PROBLEM TO SOLVE: The records below must be written out exactly, with every picture left behind.

EXTRACTED RECORDS:
------------
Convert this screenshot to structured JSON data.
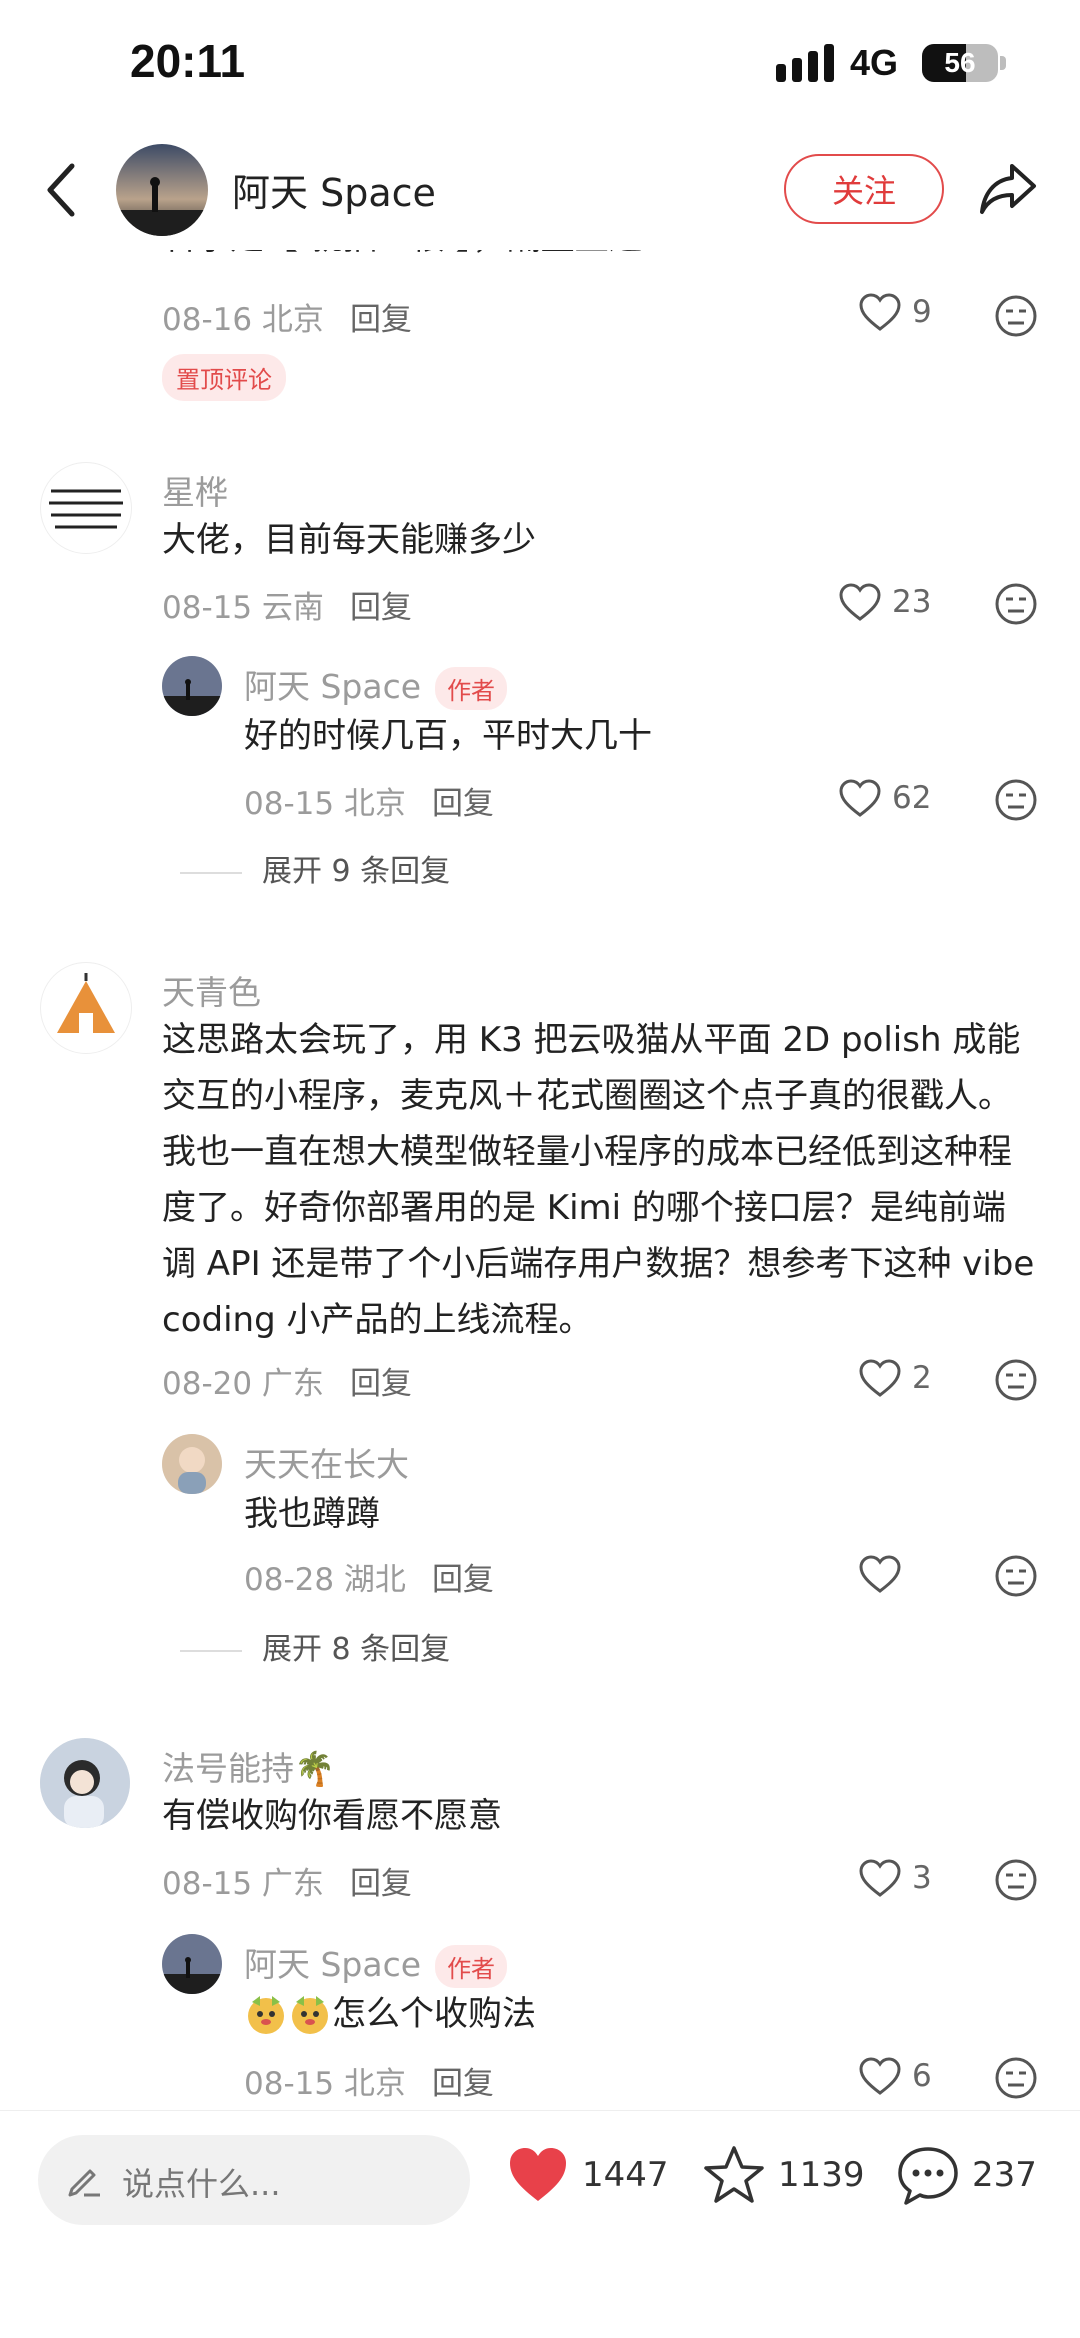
{
  "status_bar": {
    "time": "20:11",
    "network": "4G",
    "battery": "56"
  },
  "header": {
    "title": "阿天 Space",
    "follow_label": "关注"
  },
  "top_partial": {
    "text": "名字是【 就抽一根 】，隔壁直达",
    "date": "08-16 北京",
    "reply_label": "回复",
    "likes": "9",
    "pinned_label": "置顶评论"
  },
  "comments": [
    {
      "nick": "星桦",
      "text": "大佬，目前每天能赚多少",
      "date": "08-15 云南",
      "reply_label": "回复",
      "likes": "23",
      "reply": {
        "nick": "阿天 Space",
        "tag": "作者",
        "text": "好的时候几百，平时大几十",
        "date": "08-15 北京",
        "reply_label": "回复",
        "likes": "62"
      },
      "expand": "展开 9 条回复"
    },
    {
      "nick": "天青色",
      "text_lines": [
        "这思路太会玩了，用 K3 把云吸猫从平面 2D polish 成能",
        "交互的小程序，麦克风＋花式圈圈这个点子真的很戳人。",
        "我也一直在想大模型做轻量小程序的成本已经低到这种程",
        "度了。好奇你部署用的是 Kimi 的哪个接口层？是纯前端",
        "调 API 还是带了个小后端存用户数据？想参考下这种 vibe",
        "coding 小产品的上线流程。"
      ],
      "date": "08-20 广东",
      "reply_label": "回复",
      "likes": "2",
      "reply": {
        "nick": "天天在长大",
        "text": "我也蹲蹲",
        "date": "08-28 湖北",
        "reply_label": "回复",
        "likes": ""
      },
      "expand": "展开 8 条回复"
    },
    {
      "nick": "法号能持",
      "nick_emoji": "🌴",
      "text": "有偿收购你看愿不愿意",
      "date": "08-15 广东",
      "reply_label": "回复",
      "likes": "3",
      "reply": {
        "nick": "阿天 Space",
        "tag": "作者",
        "text": "怎么个收购法",
        "date": "08-15 北京",
        "reply_label": "回复",
        "likes": "6"
      }
    }
  ],
  "bottom_bar": {
    "input_placeholder": "说点什么...",
    "likes": "1447",
    "favorites": "1139",
    "comments": "237"
  },
  "colors": {
    "accent": "#e24b4b",
    "text": "#222222",
    "muted": "#9b9b9b"
  }
}
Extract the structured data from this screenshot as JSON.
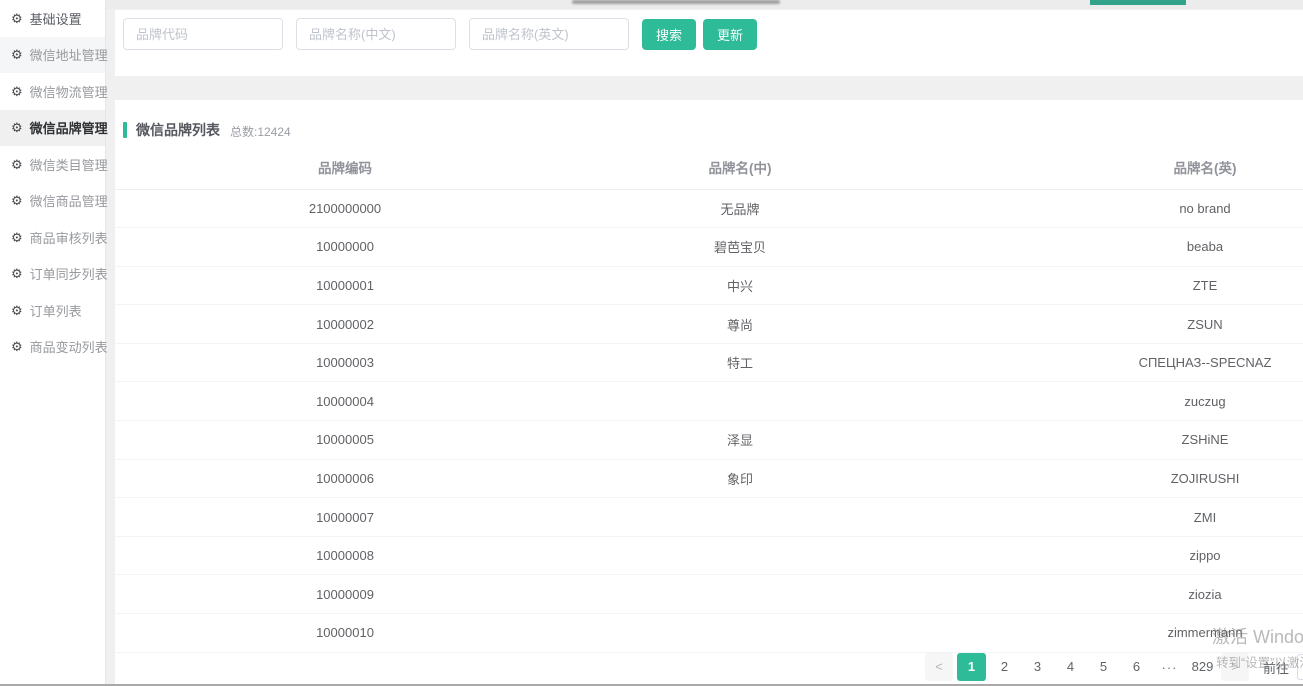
{
  "colors": {
    "accent": "#2ebb97"
  },
  "icons": {
    "gear": "⚙",
    "prev": "<",
    "next": ">",
    "ellipsis": "···"
  },
  "sidebar": {
    "items": [
      {
        "label": "基础设置",
        "state": "dark"
      },
      {
        "label": "微信地址管理",
        "state": "shaded"
      },
      {
        "label": "微信物流管理",
        "state": "normal"
      },
      {
        "label": "微信品牌管理",
        "state": "active"
      },
      {
        "label": "微信类目管理",
        "state": "normal"
      },
      {
        "label": "微信商品管理",
        "state": "normal"
      },
      {
        "label": "商品审核列表",
        "state": "normal"
      },
      {
        "label": "订单同步列表",
        "state": "normal"
      },
      {
        "label": "订单列表",
        "state": "normal"
      },
      {
        "label": "商品变动列表",
        "state": "normal"
      }
    ]
  },
  "search": {
    "fields": [
      {
        "placeholder": "品牌代码"
      },
      {
        "placeholder": "品牌名称(中文)"
      },
      {
        "placeholder": "品牌名称(英文)"
      }
    ],
    "search_label": "搜索",
    "update_label": "更新"
  },
  "panel": {
    "title": "微信品牌列表",
    "total": "总数:12424"
  },
  "table": {
    "columns": [
      "品牌编码",
      "品牌名(中)",
      "品牌名(英)"
    ],
    "rows": [
      {
        "code": "2100000000",
        "cn": "无品牌",
        "en": "no brand"
      },
      {
        "code": "10000000",
        "cn": "碧芭宝贝",
        "en": "beaba"
      },
      {
        "code": "10000001",
        "cn": "中兴",
        "en": "ZTE"
      },
      {
        "code": "10000002",
        "cn": "尊尚",
        "en": "ZSUN"
      },
      {
        "code": "10000003",
        "cn": "特工",
        "en": "СПЕЦНАЗ--SPECNAZ"
      },
      {
        "code": "10000004",
        "cn": "",
        "en": "zuczug"
      },
      {
        "code": "10000005",
        "cn": "泽显",
        "en": "ZSHiNE"
      },
      {
        "code": "10000006",
        "cn": "象印",
        "en": "ZOJIRUSHI"
      },
      {
        "code": "10000007",
        "cn": "",
        "en": "ZMI"
      },
      {
        "code": "10000008",
        "cn": "",
        "en": "zippo"
      },
      {
        "code": "10000009",
        "cn": "",
        "en": "ziozia"
      },
      {
        "code": "10000010",
        "cn": "",
        "en": "zimmermann"
      }
    ]
  },
  "pagination": {
    "pages": [
      {
        "label": "1",
        "state": "active"
      },
      {
        "label": "2",
        "state": "normal"
      },
      {
        "label": "3",
        "state": "normal"
      },
      {
        "label": "4",
        "state": "normal"
      },
      {
        "label": "5",
        "state": "normal"
      },
      {
        "label": "6",
        "state": "normal"
      }
    ],
    "last_page": "829",
    "jump_label": "前往"
  },
  "watermark": {
    "line1": "激活 Windo",
    "line2": "转到“设置”以激活"
  }
}
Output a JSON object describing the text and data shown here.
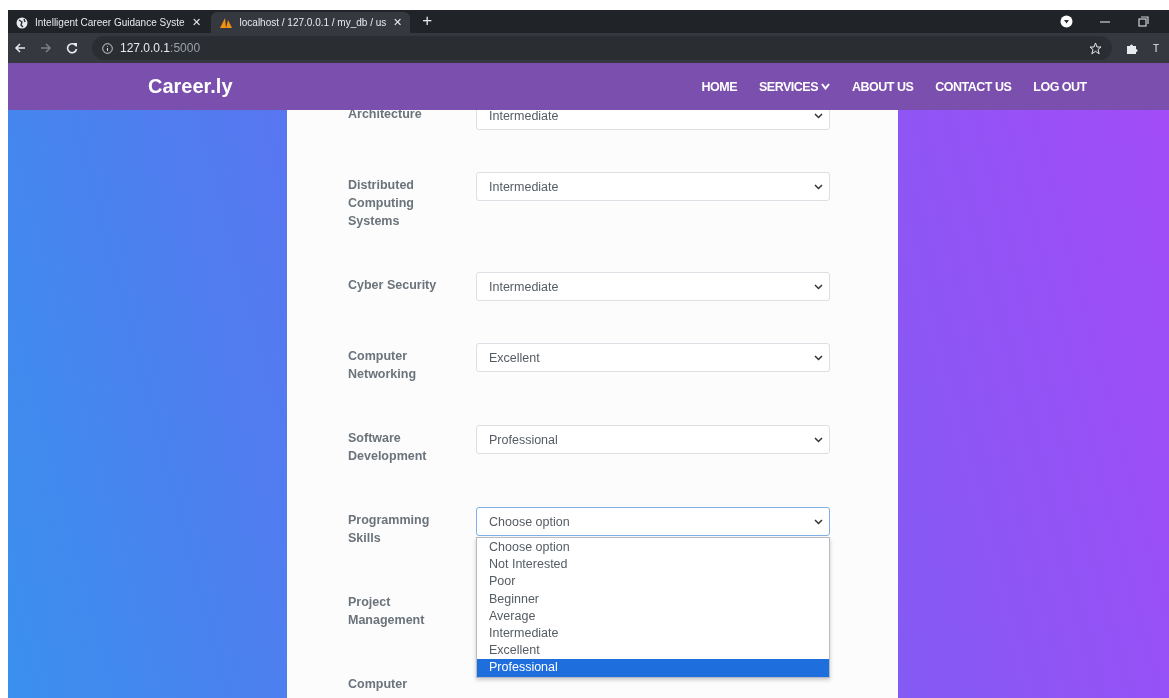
{
  "browser": {
    "tabs": [
      {
        "title": "Intelligent Career Guidance Syste",
        "selected": false,
        "kind": "globe"
      },
      {
        "title": "localhost / 127.0.0.1 / my_db / us",
        "selected": true,
        "kind": "db"
      }
    ],
    "tab_close": "✕",
    "new_tab": "+",
    "address": {
      "host": "127.0.0.1",
      "port": ":5000"
    },
    "profile": "T"
  },
  "navbar": {
    "brand": "Career.ly",
    "links": [
      {
        "label": "HOME",
        "dropdown": false
      },
      {
        "label": "SERVICES",
        "dropdown": true
      },
      {
        "label": "ABOUT US",
        "dropdown": false
      },
      {
        "label": "CONTACT US",
        "dropdown": false
      },
      {
        "label": "LOG OUT",
        "dropdown": false
      }
    ]
  },
  "form": {
    "fields": [
      {
        "label": "Architecture",
        "value": "Intermediate",
        "focused": false
      },
      {
        "label": "Distributed Computing Systems",
        "value": "Intermediate",
        "focused": false
      },
      {
        "label": "Cyber Security",
        "value": "Intermediate",
        "focused": false
      },
      {
        "label": "Computer Networking",
        "value": "Excellent",
        "focused": false
      },
      {
        "label": "Software Development",
        "value": "Professional",
        "focused": false
      },
      {
        "label": "Programming Skills",
        "value": "Choose option",
        "focused": true,
        "options": [
          {
            "label": "Choose option",
            "highlighted": false
          },
          {
            "label": "Not Interested",
            "highlighted": false
          },
          {
            "label": "Poor",
            "highlighted": false
          },
          {
            "label": "Beginner",
            "highlighted": false
          },
          {
            "label": "Average",
            "highlighted": false
          },
          {
            "label": "Intermediate",
            "highlighted": false
          },
          {
            "label": "Excellent",
            "highlighted": false
          },
          {
            "label": "Professional",
            "highlighted": true
          }
        ]
      },
      {
        "label": "Project Management"
      },
      {
        "label": "Computer"
      }
    ]
  }
}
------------
OUTPUT FOR THIS TASK:
Convert this screenshot to structured JSON data.
{
  "status_bar": {
    "time": "20:11",
    "network": "4G",
    "battery": "56"
  },
  "header": {
    "title": "阿天 Space",
    "follow_label": "关注"
  },
  "top_partial": {
    "text": "名字是【 就抽一根 】，隔壁直达",
    "date": "08-16 北京",
    "reply_label": "回复",
    "likes": "9",
    "pinned_label": "置顶评论"
  },
  "comments": [
    {
      "nick": "星桦",
      "text": "大佬，目前每天能赚多少",
      "date": "08-15 云南",
      "reply_label": "回复",
      "likes": "23",
      "reply": {
        "nick": "阿天 Space",
        "tag": "作者",
        "text": "好的时候几百，平时大几十",
        "date": "08-15 北京",
        "reply_label": "回复",
        "likes": "62"
      },
      "expand": "展开 9 条回复"
    },
    {
      "nick": "天青色",
      "text_lines": [
        "这思路太会玩了，用 K3 把云吸猫从平面 2D polish 成能",
        "交互的小程序，麦克风＋花式圈圈这个点子真的很戳人。",
        "我也一直在想大模型做轻量小程序的成本已经低到这种程",
        "度了。好奇你部署用的是 Kimi 的哪个接口层？是纯前端",
        "调 API 还是带了个小后端存用户数据？想参考下这种 vibe",
        "coding 小产品的上线流程。"
      ],
      "date": "08-20 广东",
      "reply_label": "回复",
      "likes": "2",
      "reply": {
        "nick": "天天在长大",
        "text": "我也蹲蹲",
        "date": "08-28 湖北",
        "reply_label": "回复",
        "likes": ""
      },
      "expand": "展开 8 条回复"
    },
    {
      "nick": "法号能持",
      "nick_emoji": "🌴",
      "text": "有偿收购你看愿不愿意",
      "date": "08-15 广东",
      "reply_label": "回复",
      "likes": "3",
      "reply": {
        "nick": "阿天 Space",
        "tag": "作者",
        "text": "怎么个收购法",
        "date": "08-15 北京",
        "reply_label": "回复",
        "likes": "6"
      }
    }
  ],
  "bottom_bar": {
    "input_placeholder": "说点什么...",
    "likes": "1447",
    "favorites": "1139",
    "comments": "237"
  },
  "colors": {
    "accent": "#e24b4b",
    "text": "#222222",
    "muted": "#9b9b9b"
  }
}
Extract the structured data from this screenshot as JSON.
{
  "colors": {
    "accent": "#2ebb97"
  },
  "icons": {
    "gear": "⚙",
    "prev": "<",
    "next": ">",
    "ellipsis": "···"
  },
  "sidebar": {
    "items": [
      {
        "label": "基础设置",
        "state": "dark"
      },
      {
        "label": "微信地址管理",
        "state": "shaded"
      },
      {
        "label": "微信物流管理",
        "state": "normal"
      },
      {
        "label": "微信品牌管理",
        "state": "active"
      },
      {
        "label": "微信类目管理",
        "state": "normal"
      },
      {
        "label": "微信商品管理",
        "state": "normal"
      },
      {
        "label": "商品审核列表",
        "state": "normal"
      },
      {
        "label": "订单同步列表",
        "state": "normal"
      },
      {
        "label": "订单列表",
        "state": "normal"
      },
      {
        "label": "商品变动列表",
        "state": "normal"
      }
    ]
  },
  "search": {
    "fields": [
      {
        "placeholder": "品牌代码"
      },
      {
        "placeholder": "品牌名称(中文)"
      },
      {
        "placeholder": "品牌名称(英文)"
      }
    ],
    "search_label": "搜索",
    "update_label": "更新"
  },
  "panel": {
    "title": "微信品牌列表",
    "total": "总数:12424"
  },
  "table": {
    "columns": [
      "品牌编码",
      "品牌名(中)",
      "品牌名(英)"
    ],
    "rows": [
      {
        "code": "2100000000",
        "cn": "无品牌",
        "en": "no brand"
      },
      {
        "code": "10000000",
        "cn": "碧芭宝贝",
        "en": "beaba"
      },
      {
        "code": "10000001",
        "cn": "中兴",
        "en": "ZTE"
      },
      {
        "code": "10000002",
        "cn": "尊尚",
        "en": "ZSUN"
      },
      {
        "code": "10000003",
        "cn": "特工",
        "en": "СПЕЦНАЗ--SPECNAZ"
      },
      {
        "code": "10000004",
        "cn": "",
        "en": "zuczug"
      },
      {
        "code": "10000005",
        "cn": "泽显",
        "en": "ZSHiNE"
      },
      {
        "code": "10000006",
        "cn": "象印",
        "en": "ZOJIRUSHI"
      },
      {
        "code": "10000007",
        "cn": "",
        "en": "ZMI"
      },
      {
        "code": "10000008",
        "cn": "",
        "en": "zippo"
      },
      {
        "code": "10000009",
        "cn": "",
        "en": "ziozia"
      },
      {
        "code": "10000010",
        "cn": "",
        "en": "zimmermann"
      }
    ]
  },
  "pagination": {
    "pages": [
      {
        "label": "1",
        "state": "active"
      },
      {
        "label": "2",
        "state": "normal"
      },
      {
        "label": "3",
        "state": "normal"
      },
      {
        "label": "4",
        "state": "normal"
      },
      {
        "label": "5",
        "state": "normal"
      },
      {
        "label": "6",
        "state": "normal"
      }
    ],
    "last_page": "829",
    "jump_label": "前往"
  },
  "watermark": {
    "line1": "激活 Windo",
    "line2": "转到“设置”以激活"
  }
}
Output a JSON object describing the text and data shown here.
{
  "browser": {
    "tabs": [
      {
        "title": "Intelligent Career Guidance Syste",
        "selected": false,
        "kind": "globe"
      },
      {
        "title": "localhost / 127.0.0.1 / my_db / us",
        "selected": true,
        "kind": "db"
      }
    ],
    "tab_close": "✕",
    "new_tab": "+",
    "address": {
      "host": "127.0.0.1",
      "port": ":5000"
    },
    "profile": "T"
  },
  "navbar": {
    "brand": "Career.ly",
    "links": [
      {
        "label": "HOME",
        "dropdown": false
      },
      {
        "label": "SERVICES",
        "dropdown": true
      },
      {
        "label": "ABOUT US",
        "dropdown": false
      },
      {
        "label": "CONTACT US",
        "dropdown": false
      },
      {
        "label": "LOG OUT",
        "dropdown": false
      }
    ]
  },
  "form": {
    "fields": [
      {
        "label": "Architecture",
        "value": "Intermediate",
        "focused": false
      },
      {
        "label": "Distributed Computing Systems",
        "value": "Intermediate",
        "focused": false
      },
      {
        "label": "Cyber Security",
        "value": "Intermediate",
        "focused": false
      },
      {
        "label": "Computer Networking",
        "value": "Excellent",
        "focused": false
      },
      {
        "label": "Software Development",
        "value": "Professional",
        "focused": false
      },
      {
        "label": "Programming Skills",
        "value": "Choose option",
        "focused": true,
        "options": [
          {
            "label": "Choose option",
            "highlighted": false
          },
          {
            "label": "Not Interested",
            "highlighted": false
          },
          {
            "label": "Poor",
            "highlighted": false
          },
          {
            "label": "Beginner",
            "highlighted": false
          },
          {
            "label": "Average",
            "highlighted": false
          },
          {
            "label": "Intermediate",
            "highlighted": false
          },
          {
            "label": "Excellent",
            "highlighted": false
          },
          {
            "label": "Professional",
            "highlighted": true
          }
        ]
      },
      {
        "label": "Project Management"
      },
      {
        "label": "Computer"
      }
    ]
  }
}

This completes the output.